"I'm an athlete who competes in the Paralympics, but I am an athlete. I happen to use a wheelchair for mobility. I happen to use a wheelchair to run the 100 metres. Any athlete has equipment. I see my wheelchair as a piece of equipment for me." - Michele Stilwell
The Limit-Less Campaign educates the media to be conscious of harmful labels currently used to describe wheelchair users. In this case, “confined to a wheelchair” and “wheelchair- bound,” are frequently and thoughtlessly used, thus limiting the wheelchair user’s capabilities and potential.
Words have the power to invoke images. Images in our minds inevitably carry assumptions.  Assumptions are the basis for bias and prejudice. Bias and prejudice are the root of unconscious judgments.  Unconscious judgments become ingrained conclusions. These ingrained conclusions dictate much of society’s beliefs and, undoubtedly, have an effect on people’s behavior.

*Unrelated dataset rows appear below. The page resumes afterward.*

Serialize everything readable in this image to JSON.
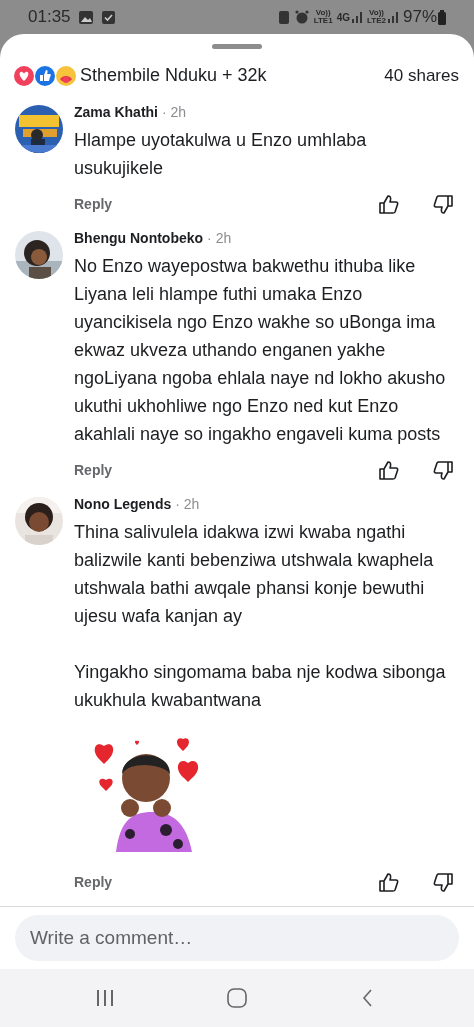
{
  "status_bar": {
    "time": "01:35",
    "network_labels": [
      "Vo))",
      "LTE1",
      "4G",
      "Vo))",
      "LTE2"
    ],
    "battery": "97%"
  },
  "header": {
    "reactions": [
      {
        "kind": "love"
      },
      {
        "kind": "like"
      },
      {
        "kind": "care"
      }
    ],
    "reactors": "Sthembile Nduku + 32k",
    "shares": "40 shares"
  },
  "comments": [
    {
      "author": "Zama Khathi",
      "time": "· 2h",
      "paragraphs": [
        "Hlampe uyotakulwa u Enzo umhlaba usukujikele"
      ],
      "reply": "Reply"
    },
    {
      "author": "Bhengu Nontobeko",
      "time": "· 2h",
      "paragraphs": [
        "No Enzo wayepostwa bakwethu ithuba like Liyana leli hlampe futhi umaka Enzo uyancikisela ngo Enzo wakhe so uBonga ima ekwaz ukveza uthando enganen yakhe ngoLiyana ngoba ehlala naye nd lokho akusho ukuthi ukhohliwe ngo Enzo ned kut Enzo akahlali naye so ingakho engaveli kuma posts"
      ],
      "reply": "Reply"
    },
    {
      "author": "Nono Legends",
      "time": "· 2h",
      "paragraphs": [
        "Thina salivulela idakwa izwi kwaba ngathi balizwile kanti bebenziwa utshwala kwaphela utshwala bathi awqale phansi konje bewuthi ujesu wafa kanjan ay",
        "Yingakho singomama baba nje kodwa sibonga ukukhula kwabantwana"
      ],
      "attachment": {
        "kind": "sticker"
      },
      "reply": "Reply"
    }
  ],
  "composer": {
    "placeholder": "Write a comment…"
  }
}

Let’s look at some of the ingrained conclusions that result from the words “Wheelchair Bound” and “Confined to a Wheelchair,” as terms used to describe a person who uses a wheelchair.
The words “bound” and “confined” are used to set limits, to create boundaries, and to make restrictions. These words invoke images of limited possibilities. When combined with the word wheelchair, this label of limited possibilities becomes a major defining characteristic of a person who uses a wheelchair.

As a result, the ingrained conclusion of both the wheelchair user and society is one of limitations. If you believe that “what the mind can conceive, it can achieve,” then you must also acknowledge that “what the mind can’t conceive, it will not achieve.”

Being “Confined to a Wheelchair” or “Wheelchair Bound” is not merely a functional description of the actual physical time a person spends using a wheelchair. Look at Stephen Hawking as an example. He may spend a tremendous amount of time sitting in his wheelchair, but his mind is free to explore the universe in a manner unequaled by almost all others. Is he a person who represents limited possibilities? Or is he a person who represents the limitless potential of both the human mind and spirit? Still with the numerous hours he spends in a wheelchair, he is not “bound” or “confined” to his wheelchair.

At what point does a person become “Wheelchair Bound?” Is a person who uses a wheelchair more than fifty percent of the time “Wheelchair Bound?” Is he or she not “Confined to a Wheelchair” when the percentage is less than fifty? Where is the line drawn between those who are “Wheelchair Bound”, and those who use a wheelchair on a temporarily basis?

The reality is that no wheelchair user spends 100% of their time in a wheelchair.  Therefore, no person is “wheelchair-bound” or “confined to a chair.” I urge you to support our
Limit-Less Campaign by agreeing to replace the limiting labels of “Wheelchair Bound”, “Bound to a wheelchair” and “Confined to a Wheelchair” with words that don’t carry these negative stigmas.  A person who uses a wheelchair is a “wheelchair user”, but he or she is a person first. Just state the facts, no need to put limitations.  

Help us to not let these limiting words continue to be used in our language so thoughtlessly.  Labels have the power to invoke negative images and create assumptions that enter into people’s minds subconsciously, and ultimately affecting their behavior. 
"A man is but the product of his thoughts what he thinks,
 he becomes." - Gandhi

Please help us Limit Less!